Hong Kong, Japan, Singapore and Taiwan are facing a ‘second wave’ of new cases of coronavirus. Most of the cases are imported, while few cases occurred due to local transmission. One reason cited is the clustering of migrant workers in small dormitories. The rise in new cases has largely been attributed to nationals of these countries returning from abroad especially from the U.S.
As the new cases emerged, Hong Kong instituted new travel rules and closed public places. Singapore, which announced on Monday a record jump of 1,462 confirmed cases, has imposed a lockdown until May 4 and closed schools, as reported in Reuters. Taiwan while partially open, has adopted stricter measures. On the other hand, Japan has declared a nationwide state of emergency, reported the BBC.

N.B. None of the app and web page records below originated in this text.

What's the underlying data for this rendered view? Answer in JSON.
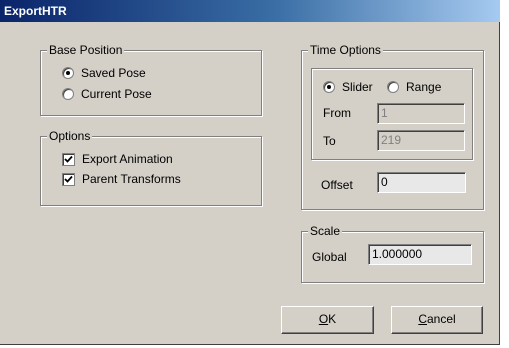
{
  "window": {
    "title": "ExportHTR"
  },
  "base_position": {
    "legend": "Base Position",
    "options": [
      {
        "label": "Saved Pose",
        "checked": true
      },
      {
        "label": "Current Pose",
        "checked": false
      }
    ]
  },
  "options_group": {
    "legend": "Options",
    "items": [
      {
        "label": "Export Animation",
        "checked": true
      },
      {
        "label": "Parent Transforms",
        "checked": true
      }
    ]
  },
  "time_options": {
    "legend": "Time Options",
    "slider_label": "Slider",
    "slider_checked": true,
    "range_label": "Range",
    "range_checked": false,
    "from_label": "From",
    "from_value": "1",
    "to_label": "To",
    "to_value": "219",
    "offset_label": "Offset",
    "offset_value": "0"
  },
  "scale": {
    "legend": "Scale",
    "global_label": "Global",
    "global_value": "1.000000"
  },
  "buttons": {
    "ok_mnemonic": "O",
    "ok_rest": "K",
    "cancel_mnemonic": "C",
    "cancel_rest": "ancel"
  }
}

When coronavirus was wreaking havoc globally, Hong Kong, Japan, Singapore,and Taiwan were able to curb the coronavirus’ growth while keeping their economies largely open. Some of the measures they took were: contact tracing, widespread testing, and travel restrictions. These robust measures paid off initially, preventing complete lockdown, or economic shutdown. A new policy – “Suppression and Lift” – is being tested in these countries.
“Suppression and Lift” seems to be the new normal, a policy measure to curb growth of infections and keep the economy afloat. What it means is when there is a surge in cases of coronavirus, governments could adopt stringent restrictive measures such as social distancing and banning of public gatherings. When these measures prove effective reducing the transmission cases, measures are taken to resume normality in social and economic activities. Gabriel Leung, an infectious disease epidemiologist and dean of medicine at the University of Hong Kong, described this policy measure, assuming that lockdowns cannot last forever.

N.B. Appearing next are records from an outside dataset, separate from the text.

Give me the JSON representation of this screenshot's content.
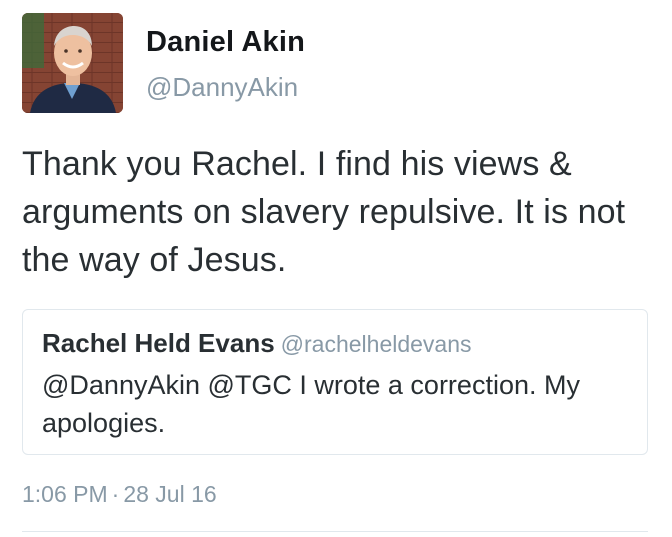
{
  "author": {
    "name": "Daniel Akin",
    "handle": "@DannyAkin",
    "avatar_icon": "profile-photo"
  },
  "tweet": {
    "text": "Thank you Rachel. I find his views & arguments on slavery repulsive. It is not the way of Jesus."
  },
  "quoted_tweet": {
    "author_name": "Rachel Held Evans",
    "author_handle": "@rachelheldevans",
    "text": "@DannyAkin @TGC I wrote a correction. My apologies."
  },
  "meta": {
    "time": "1:06 PM",
    "separator": "·",
    "date": "28 Jul 16"
  },
  "colors": {
    "primary_text": "#292f33",
    "secondary_text": "#8899a6",
    "border": "#e1e8ed"
  }
}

As long as there is threat of resurgence, the balancing of social and economic costs would remain key issues that all nations would have to grapple with until an effective treatment or vaccine is developed.
Can “Suppression and Lift” policy be enough to quell new outbreaks of the virus and be a normative policy option? This policy requires restrictions to be applied and relaxed as cases increase. However, according to Kenji Shibuya, a Population Health Professor at King’s College London, “even if you manage to control a local outbreak, once you lift the lockdown, there’s a high risk of resurgence,” quoted The Economist.
In Pakistan, “Smart Lockdowns” have been suggested but their efficacy remains untested.